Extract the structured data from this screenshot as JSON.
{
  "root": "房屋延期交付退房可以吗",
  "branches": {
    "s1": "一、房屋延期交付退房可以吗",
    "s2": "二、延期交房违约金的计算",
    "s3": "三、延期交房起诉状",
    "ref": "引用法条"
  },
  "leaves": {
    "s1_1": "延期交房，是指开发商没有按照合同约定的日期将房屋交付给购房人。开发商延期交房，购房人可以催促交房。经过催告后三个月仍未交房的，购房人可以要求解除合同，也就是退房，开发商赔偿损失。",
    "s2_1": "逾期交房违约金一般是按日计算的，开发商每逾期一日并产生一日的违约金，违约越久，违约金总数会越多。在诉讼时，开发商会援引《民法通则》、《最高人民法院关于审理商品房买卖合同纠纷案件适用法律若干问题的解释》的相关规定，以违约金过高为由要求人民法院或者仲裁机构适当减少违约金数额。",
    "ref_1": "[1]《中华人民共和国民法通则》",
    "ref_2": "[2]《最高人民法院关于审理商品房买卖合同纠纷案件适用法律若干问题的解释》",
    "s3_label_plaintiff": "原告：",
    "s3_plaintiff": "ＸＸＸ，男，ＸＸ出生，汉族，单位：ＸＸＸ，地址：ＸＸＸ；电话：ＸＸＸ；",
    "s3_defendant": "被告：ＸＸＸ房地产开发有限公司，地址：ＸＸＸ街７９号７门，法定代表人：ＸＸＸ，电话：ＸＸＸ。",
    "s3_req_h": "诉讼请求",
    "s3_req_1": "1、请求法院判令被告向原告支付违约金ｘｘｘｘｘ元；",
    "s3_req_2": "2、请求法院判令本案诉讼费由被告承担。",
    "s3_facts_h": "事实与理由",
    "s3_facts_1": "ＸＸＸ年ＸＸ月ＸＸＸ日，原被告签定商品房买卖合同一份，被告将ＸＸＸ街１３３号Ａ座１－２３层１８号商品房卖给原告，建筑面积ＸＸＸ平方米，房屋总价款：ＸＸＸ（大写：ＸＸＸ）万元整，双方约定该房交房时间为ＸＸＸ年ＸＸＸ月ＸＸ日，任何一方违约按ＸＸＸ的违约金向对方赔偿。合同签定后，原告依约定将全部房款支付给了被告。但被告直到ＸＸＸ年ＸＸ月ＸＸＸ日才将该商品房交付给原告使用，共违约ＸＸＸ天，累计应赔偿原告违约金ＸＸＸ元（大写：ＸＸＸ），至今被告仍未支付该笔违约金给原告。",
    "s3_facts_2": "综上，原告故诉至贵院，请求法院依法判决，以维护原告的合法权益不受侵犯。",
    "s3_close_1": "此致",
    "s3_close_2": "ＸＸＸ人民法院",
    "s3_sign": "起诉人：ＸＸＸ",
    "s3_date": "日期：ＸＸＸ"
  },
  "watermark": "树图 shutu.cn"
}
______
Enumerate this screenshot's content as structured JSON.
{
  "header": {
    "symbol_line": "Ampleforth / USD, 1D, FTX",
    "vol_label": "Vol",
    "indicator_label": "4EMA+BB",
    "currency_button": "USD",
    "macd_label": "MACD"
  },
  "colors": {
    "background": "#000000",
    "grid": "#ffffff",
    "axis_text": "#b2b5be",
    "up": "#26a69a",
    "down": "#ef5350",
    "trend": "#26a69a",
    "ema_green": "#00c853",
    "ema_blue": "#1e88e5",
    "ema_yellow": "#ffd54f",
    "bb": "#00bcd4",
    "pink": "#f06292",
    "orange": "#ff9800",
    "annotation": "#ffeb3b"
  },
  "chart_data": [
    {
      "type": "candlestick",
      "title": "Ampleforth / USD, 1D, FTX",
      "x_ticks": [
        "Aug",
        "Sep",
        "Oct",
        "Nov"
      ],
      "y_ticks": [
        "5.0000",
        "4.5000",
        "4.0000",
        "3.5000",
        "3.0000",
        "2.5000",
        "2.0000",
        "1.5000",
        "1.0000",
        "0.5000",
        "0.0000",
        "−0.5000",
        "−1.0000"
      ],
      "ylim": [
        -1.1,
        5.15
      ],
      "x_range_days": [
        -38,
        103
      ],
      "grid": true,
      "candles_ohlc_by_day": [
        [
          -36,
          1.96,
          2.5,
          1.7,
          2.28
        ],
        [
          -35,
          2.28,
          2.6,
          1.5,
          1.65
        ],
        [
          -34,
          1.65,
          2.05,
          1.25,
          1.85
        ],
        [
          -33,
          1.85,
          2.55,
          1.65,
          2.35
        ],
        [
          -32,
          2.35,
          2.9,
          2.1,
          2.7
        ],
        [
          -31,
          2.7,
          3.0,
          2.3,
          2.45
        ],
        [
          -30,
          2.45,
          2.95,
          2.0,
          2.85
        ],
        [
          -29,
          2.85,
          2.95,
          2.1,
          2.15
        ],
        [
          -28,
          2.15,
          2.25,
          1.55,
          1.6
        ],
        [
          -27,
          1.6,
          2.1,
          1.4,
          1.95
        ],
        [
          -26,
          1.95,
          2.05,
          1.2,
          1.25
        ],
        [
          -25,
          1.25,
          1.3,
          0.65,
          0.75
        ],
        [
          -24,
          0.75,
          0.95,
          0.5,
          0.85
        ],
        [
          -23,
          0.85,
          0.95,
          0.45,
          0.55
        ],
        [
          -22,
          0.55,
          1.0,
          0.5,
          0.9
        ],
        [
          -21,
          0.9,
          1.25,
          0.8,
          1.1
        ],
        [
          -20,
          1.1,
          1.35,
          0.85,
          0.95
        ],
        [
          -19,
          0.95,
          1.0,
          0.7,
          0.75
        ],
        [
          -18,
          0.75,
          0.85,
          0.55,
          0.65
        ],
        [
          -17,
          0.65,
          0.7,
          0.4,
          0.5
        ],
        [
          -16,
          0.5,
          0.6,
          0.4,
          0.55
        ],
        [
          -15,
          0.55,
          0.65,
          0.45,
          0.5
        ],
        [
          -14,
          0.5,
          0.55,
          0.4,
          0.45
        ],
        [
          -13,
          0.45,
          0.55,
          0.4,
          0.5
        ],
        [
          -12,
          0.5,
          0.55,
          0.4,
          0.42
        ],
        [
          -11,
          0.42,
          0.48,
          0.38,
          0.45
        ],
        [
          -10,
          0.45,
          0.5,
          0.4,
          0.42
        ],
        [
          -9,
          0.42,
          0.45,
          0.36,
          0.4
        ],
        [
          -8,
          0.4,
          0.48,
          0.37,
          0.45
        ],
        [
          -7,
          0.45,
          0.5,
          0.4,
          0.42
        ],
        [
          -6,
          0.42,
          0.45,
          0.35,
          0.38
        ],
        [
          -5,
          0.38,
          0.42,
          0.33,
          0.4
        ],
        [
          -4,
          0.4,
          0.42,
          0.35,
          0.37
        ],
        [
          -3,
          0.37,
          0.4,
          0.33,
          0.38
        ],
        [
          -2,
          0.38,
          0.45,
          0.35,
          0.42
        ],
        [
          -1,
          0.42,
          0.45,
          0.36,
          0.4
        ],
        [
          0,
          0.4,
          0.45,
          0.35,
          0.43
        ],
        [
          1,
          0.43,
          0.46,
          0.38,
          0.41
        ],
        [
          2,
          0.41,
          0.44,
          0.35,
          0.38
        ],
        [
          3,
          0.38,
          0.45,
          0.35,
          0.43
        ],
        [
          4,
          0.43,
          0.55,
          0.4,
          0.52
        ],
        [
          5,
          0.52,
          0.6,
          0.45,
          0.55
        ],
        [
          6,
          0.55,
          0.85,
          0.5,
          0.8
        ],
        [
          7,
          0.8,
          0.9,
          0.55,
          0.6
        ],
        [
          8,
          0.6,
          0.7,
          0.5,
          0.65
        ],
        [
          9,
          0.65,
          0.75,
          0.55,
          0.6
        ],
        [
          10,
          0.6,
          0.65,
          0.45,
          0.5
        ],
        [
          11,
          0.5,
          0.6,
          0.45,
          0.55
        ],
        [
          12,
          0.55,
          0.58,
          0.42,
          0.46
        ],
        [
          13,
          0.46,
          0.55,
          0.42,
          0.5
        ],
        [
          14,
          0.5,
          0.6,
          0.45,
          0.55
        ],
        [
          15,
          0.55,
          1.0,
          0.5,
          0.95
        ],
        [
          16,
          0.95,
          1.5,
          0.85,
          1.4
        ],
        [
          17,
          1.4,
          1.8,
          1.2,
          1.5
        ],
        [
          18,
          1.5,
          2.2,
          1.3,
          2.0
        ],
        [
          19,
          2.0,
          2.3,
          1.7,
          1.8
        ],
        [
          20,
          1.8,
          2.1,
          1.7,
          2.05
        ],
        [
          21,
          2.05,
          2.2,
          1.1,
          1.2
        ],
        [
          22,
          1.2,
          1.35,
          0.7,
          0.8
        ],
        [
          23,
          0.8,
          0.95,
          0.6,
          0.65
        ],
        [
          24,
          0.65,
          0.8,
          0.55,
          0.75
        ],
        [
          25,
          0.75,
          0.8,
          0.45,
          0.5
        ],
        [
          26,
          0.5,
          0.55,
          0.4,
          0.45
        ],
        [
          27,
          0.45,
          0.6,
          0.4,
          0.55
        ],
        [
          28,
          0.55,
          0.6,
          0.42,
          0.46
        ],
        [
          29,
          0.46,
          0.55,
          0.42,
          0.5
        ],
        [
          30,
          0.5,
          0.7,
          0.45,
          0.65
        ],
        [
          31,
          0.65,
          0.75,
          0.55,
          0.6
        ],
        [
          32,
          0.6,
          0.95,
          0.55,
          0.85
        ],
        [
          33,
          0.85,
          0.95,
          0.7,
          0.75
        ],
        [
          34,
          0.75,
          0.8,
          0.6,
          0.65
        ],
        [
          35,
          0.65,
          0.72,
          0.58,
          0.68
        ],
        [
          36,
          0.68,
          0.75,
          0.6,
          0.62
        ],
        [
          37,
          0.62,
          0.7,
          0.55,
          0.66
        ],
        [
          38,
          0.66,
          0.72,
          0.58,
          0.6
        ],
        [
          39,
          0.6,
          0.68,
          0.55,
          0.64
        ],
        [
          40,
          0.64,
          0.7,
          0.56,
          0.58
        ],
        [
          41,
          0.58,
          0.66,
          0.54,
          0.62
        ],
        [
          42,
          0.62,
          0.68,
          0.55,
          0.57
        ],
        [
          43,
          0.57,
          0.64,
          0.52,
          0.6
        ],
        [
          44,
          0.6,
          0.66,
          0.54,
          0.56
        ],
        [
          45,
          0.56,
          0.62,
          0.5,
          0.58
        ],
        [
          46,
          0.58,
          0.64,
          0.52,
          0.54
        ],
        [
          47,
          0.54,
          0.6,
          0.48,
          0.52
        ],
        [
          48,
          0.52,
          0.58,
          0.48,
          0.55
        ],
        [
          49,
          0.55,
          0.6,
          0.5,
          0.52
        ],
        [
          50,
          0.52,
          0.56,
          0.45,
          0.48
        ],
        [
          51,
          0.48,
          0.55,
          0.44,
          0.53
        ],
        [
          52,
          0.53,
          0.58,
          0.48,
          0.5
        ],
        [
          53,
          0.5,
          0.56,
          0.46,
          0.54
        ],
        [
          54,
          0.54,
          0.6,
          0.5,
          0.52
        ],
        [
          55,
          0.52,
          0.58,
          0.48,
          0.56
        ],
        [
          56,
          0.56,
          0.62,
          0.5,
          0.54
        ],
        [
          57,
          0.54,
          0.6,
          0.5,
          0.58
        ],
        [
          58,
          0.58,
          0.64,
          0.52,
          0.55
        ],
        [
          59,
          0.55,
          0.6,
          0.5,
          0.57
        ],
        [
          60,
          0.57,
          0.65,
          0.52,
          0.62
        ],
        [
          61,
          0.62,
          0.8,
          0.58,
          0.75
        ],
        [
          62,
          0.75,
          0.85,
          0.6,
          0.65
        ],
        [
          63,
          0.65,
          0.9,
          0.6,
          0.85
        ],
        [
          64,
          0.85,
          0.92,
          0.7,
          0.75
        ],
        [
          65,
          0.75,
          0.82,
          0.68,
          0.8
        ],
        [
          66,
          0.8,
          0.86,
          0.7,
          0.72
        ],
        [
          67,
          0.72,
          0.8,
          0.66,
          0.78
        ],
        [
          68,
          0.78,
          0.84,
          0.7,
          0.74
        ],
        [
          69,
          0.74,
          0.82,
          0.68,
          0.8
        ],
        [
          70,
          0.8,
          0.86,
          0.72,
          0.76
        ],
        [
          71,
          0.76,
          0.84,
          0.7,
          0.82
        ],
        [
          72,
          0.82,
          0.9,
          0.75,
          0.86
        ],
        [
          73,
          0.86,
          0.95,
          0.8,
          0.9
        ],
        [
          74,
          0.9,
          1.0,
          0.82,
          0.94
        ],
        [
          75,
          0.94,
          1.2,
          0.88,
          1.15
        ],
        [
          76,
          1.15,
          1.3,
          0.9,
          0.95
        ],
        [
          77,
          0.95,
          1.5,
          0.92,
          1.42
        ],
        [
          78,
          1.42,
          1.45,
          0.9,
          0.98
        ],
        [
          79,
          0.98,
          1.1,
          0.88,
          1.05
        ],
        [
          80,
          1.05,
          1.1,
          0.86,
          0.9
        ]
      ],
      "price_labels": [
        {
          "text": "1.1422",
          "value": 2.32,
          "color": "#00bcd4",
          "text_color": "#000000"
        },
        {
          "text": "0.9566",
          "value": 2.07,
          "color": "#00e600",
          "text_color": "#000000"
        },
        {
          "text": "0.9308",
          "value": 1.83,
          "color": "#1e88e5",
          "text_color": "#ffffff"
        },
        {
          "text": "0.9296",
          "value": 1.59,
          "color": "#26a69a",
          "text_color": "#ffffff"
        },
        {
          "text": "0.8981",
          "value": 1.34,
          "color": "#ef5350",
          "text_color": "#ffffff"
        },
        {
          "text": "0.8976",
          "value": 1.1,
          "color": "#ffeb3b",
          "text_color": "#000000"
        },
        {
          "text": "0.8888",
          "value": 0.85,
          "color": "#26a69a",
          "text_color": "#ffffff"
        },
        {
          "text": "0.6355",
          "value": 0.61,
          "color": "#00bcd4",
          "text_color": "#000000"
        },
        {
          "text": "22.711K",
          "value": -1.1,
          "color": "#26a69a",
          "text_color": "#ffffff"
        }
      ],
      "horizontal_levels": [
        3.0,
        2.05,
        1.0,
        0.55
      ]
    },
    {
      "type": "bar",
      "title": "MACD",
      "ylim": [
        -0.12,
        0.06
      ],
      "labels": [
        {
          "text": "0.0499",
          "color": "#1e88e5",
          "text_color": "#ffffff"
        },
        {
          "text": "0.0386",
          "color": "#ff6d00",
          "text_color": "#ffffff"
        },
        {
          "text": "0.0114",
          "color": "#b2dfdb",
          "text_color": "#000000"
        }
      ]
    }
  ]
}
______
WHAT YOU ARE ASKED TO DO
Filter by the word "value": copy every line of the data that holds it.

THE COMPLETED TASK
          "value": 2.32,
          "value": 2.07,
          "value": 1.83,
          "value": 1.59,
          "value": 1.34,
          "value": 1.1,
          "value": 0.85,
          "value": 0.61,
          "value": -1.1,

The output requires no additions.